→ **EXERCISE INSTRUCTIONS**: Your task is to copy every line below that contains the word "title".

→ **SOURCE MATERIAL**:
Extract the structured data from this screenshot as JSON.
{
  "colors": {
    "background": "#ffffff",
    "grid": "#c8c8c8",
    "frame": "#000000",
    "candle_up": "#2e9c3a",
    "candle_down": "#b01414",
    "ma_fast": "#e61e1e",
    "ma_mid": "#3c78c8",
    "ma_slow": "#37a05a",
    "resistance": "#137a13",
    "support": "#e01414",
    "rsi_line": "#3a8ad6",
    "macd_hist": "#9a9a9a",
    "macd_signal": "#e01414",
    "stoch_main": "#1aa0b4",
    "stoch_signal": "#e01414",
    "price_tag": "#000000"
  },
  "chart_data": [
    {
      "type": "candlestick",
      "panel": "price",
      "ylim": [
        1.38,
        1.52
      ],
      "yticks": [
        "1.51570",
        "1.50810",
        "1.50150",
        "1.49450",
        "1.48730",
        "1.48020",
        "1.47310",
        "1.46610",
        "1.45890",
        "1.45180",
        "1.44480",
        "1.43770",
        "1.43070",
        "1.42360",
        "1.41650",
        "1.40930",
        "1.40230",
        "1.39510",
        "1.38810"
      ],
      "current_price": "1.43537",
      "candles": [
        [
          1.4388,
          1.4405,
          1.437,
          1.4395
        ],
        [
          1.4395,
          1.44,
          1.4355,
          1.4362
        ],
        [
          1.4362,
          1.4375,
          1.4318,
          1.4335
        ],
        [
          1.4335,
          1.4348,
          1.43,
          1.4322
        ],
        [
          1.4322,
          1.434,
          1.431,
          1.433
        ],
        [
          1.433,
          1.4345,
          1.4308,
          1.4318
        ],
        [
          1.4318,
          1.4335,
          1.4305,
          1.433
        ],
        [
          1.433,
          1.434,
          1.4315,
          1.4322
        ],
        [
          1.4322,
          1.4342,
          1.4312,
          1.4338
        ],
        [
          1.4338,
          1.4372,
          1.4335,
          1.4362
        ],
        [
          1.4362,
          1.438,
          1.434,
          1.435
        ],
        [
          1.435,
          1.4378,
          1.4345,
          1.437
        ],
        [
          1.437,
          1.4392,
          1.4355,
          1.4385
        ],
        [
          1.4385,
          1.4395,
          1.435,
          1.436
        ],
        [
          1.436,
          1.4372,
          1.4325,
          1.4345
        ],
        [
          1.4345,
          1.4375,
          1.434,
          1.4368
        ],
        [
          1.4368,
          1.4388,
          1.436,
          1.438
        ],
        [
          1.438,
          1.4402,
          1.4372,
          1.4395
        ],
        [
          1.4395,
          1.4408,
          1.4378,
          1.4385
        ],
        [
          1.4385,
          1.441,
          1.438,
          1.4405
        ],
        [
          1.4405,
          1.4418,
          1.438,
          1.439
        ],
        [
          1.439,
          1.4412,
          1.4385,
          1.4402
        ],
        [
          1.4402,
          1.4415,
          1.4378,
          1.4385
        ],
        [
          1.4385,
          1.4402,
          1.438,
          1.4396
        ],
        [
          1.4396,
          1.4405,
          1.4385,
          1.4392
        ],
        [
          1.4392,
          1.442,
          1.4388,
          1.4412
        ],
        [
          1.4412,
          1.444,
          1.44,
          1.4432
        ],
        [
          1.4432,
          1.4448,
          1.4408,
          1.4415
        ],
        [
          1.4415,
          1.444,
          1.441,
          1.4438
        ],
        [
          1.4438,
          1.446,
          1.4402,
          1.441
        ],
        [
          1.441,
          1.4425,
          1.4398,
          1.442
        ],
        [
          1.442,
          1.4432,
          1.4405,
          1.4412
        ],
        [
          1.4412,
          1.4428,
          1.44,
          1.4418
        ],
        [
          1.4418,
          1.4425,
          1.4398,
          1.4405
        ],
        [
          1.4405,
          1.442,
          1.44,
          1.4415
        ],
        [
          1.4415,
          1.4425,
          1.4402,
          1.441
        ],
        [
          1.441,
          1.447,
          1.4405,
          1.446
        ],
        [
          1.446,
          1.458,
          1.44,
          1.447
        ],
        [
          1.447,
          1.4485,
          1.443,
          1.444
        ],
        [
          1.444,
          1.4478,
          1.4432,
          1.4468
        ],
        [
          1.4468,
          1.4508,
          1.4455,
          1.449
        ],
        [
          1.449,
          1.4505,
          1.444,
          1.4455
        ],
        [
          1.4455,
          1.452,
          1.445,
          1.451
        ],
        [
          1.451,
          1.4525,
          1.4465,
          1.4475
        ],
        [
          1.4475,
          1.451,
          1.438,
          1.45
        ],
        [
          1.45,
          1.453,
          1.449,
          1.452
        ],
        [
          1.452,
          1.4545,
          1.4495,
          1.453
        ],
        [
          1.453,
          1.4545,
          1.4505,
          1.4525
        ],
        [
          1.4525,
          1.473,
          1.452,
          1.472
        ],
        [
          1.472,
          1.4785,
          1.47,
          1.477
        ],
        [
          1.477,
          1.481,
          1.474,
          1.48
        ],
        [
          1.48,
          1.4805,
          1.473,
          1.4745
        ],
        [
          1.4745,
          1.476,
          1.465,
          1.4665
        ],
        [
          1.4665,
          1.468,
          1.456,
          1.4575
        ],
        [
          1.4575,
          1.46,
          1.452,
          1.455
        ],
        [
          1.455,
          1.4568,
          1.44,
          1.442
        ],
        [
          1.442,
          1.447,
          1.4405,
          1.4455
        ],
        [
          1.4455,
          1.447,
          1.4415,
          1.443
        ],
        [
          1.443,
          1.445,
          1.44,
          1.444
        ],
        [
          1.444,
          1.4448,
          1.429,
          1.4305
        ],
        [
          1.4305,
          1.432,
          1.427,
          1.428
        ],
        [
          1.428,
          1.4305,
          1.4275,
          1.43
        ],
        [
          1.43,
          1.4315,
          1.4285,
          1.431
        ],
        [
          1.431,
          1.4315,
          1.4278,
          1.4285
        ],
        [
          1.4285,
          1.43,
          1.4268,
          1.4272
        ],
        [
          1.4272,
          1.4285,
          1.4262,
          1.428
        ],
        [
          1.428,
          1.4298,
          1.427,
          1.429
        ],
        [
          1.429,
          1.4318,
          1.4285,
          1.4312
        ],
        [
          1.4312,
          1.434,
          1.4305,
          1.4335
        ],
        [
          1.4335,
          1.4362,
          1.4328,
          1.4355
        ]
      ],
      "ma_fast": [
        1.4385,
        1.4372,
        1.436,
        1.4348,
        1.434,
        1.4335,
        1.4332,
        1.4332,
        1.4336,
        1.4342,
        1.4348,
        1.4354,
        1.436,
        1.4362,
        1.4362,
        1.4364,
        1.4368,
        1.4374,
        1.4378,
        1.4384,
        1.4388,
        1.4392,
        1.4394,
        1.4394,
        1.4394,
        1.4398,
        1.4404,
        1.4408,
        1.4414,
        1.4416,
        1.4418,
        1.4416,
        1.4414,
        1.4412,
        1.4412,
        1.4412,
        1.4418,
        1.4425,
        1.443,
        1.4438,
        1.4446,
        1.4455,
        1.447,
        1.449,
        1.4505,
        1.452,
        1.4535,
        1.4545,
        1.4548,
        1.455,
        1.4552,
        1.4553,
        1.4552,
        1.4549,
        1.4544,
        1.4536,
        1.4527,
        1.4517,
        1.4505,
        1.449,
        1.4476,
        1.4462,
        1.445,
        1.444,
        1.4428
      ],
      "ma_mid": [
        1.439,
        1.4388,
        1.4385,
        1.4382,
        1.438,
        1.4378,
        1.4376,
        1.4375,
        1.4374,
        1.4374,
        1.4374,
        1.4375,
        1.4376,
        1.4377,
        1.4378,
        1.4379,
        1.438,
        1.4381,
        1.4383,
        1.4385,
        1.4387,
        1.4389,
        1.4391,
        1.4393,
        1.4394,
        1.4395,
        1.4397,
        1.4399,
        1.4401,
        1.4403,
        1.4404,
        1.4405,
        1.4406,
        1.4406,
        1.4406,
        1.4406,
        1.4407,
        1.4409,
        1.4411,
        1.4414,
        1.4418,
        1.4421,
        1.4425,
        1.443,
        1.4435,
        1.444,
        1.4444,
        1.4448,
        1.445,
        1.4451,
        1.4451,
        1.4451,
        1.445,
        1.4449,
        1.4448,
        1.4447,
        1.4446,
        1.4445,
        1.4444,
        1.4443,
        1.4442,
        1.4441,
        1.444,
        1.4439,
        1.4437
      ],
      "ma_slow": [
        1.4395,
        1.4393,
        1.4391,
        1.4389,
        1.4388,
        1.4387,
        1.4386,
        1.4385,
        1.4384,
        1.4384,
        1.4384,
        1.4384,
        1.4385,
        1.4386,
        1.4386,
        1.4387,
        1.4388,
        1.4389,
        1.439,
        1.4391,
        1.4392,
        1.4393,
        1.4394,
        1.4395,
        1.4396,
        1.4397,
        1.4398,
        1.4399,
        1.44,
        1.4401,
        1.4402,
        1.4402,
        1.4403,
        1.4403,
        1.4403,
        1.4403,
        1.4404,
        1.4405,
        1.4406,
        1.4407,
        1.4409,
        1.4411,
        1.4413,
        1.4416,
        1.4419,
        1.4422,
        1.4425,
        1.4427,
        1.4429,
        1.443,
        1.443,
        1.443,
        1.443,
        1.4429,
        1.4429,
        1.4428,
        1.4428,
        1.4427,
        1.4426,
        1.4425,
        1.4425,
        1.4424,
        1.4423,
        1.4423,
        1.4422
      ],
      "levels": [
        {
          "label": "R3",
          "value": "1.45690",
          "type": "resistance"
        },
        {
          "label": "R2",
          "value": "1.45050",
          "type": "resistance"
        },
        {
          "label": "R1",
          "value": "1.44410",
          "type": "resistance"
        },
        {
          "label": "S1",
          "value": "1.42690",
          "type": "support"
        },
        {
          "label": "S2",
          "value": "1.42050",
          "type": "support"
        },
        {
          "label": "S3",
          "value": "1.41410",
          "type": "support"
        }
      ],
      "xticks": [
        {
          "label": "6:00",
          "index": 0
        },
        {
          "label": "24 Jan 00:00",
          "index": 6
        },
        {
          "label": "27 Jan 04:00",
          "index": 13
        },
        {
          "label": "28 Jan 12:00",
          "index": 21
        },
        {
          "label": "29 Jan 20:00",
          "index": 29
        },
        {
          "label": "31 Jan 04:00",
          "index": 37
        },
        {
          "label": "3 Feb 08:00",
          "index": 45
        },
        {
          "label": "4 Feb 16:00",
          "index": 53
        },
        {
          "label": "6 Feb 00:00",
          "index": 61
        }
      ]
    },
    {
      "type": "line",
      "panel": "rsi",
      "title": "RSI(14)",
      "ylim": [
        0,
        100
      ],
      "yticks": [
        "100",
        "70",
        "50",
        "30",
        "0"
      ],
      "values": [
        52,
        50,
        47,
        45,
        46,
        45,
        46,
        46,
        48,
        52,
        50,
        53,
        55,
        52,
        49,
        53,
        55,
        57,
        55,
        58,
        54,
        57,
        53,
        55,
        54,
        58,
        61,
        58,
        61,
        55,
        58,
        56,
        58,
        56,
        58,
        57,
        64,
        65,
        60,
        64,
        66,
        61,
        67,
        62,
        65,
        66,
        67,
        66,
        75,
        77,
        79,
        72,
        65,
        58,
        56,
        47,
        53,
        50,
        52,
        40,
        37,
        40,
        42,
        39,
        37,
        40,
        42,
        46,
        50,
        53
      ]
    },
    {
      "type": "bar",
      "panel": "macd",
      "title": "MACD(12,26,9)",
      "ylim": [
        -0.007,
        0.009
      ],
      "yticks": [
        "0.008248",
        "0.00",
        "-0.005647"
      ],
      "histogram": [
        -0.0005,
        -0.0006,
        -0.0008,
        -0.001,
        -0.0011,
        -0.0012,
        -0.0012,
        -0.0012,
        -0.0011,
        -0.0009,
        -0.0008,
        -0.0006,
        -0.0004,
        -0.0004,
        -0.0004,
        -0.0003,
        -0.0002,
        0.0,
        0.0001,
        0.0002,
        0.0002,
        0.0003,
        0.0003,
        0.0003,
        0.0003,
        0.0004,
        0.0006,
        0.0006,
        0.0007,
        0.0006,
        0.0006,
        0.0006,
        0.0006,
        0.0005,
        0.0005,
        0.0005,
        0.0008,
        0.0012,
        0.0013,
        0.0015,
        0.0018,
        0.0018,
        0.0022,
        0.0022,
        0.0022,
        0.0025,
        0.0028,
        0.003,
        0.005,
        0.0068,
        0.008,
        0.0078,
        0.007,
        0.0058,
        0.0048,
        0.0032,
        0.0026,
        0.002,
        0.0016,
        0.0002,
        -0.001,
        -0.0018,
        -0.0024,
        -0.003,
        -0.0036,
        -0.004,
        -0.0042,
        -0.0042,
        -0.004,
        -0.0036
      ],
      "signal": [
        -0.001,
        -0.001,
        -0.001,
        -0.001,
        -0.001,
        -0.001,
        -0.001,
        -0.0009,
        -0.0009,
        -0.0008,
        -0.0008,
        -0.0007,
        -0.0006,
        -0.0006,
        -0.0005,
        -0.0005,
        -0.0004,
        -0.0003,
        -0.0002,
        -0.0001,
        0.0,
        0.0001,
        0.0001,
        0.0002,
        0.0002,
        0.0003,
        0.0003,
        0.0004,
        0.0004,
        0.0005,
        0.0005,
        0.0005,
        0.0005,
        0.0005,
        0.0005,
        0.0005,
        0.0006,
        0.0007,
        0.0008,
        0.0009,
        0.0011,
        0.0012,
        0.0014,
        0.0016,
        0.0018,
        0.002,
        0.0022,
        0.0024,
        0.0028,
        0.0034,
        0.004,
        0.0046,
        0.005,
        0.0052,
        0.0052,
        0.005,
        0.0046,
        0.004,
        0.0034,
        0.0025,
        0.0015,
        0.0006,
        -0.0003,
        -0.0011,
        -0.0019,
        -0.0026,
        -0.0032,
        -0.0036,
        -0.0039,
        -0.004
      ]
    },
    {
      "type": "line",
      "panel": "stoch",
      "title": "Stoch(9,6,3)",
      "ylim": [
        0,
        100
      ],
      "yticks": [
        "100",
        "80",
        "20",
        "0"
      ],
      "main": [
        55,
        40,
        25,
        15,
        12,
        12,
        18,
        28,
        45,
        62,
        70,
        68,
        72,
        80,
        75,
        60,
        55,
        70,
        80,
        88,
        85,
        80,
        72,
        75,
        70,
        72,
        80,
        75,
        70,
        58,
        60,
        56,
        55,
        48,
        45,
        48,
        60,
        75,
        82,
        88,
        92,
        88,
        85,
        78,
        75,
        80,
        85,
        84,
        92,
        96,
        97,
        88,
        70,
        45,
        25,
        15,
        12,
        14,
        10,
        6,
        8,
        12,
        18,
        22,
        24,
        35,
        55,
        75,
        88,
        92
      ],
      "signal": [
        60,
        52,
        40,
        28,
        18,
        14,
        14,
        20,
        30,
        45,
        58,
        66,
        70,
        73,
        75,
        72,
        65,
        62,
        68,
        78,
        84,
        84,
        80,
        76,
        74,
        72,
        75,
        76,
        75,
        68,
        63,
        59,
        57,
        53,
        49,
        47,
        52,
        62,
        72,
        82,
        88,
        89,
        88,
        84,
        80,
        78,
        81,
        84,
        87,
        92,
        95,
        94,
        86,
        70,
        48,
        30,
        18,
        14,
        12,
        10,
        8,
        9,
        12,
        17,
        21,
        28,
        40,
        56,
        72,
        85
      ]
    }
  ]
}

→ **TASK ANSWER**:
      "title": "RSI(14)",
      "title": "MACD(12,26,9)",
      "title": "Stoch(9,6,3)",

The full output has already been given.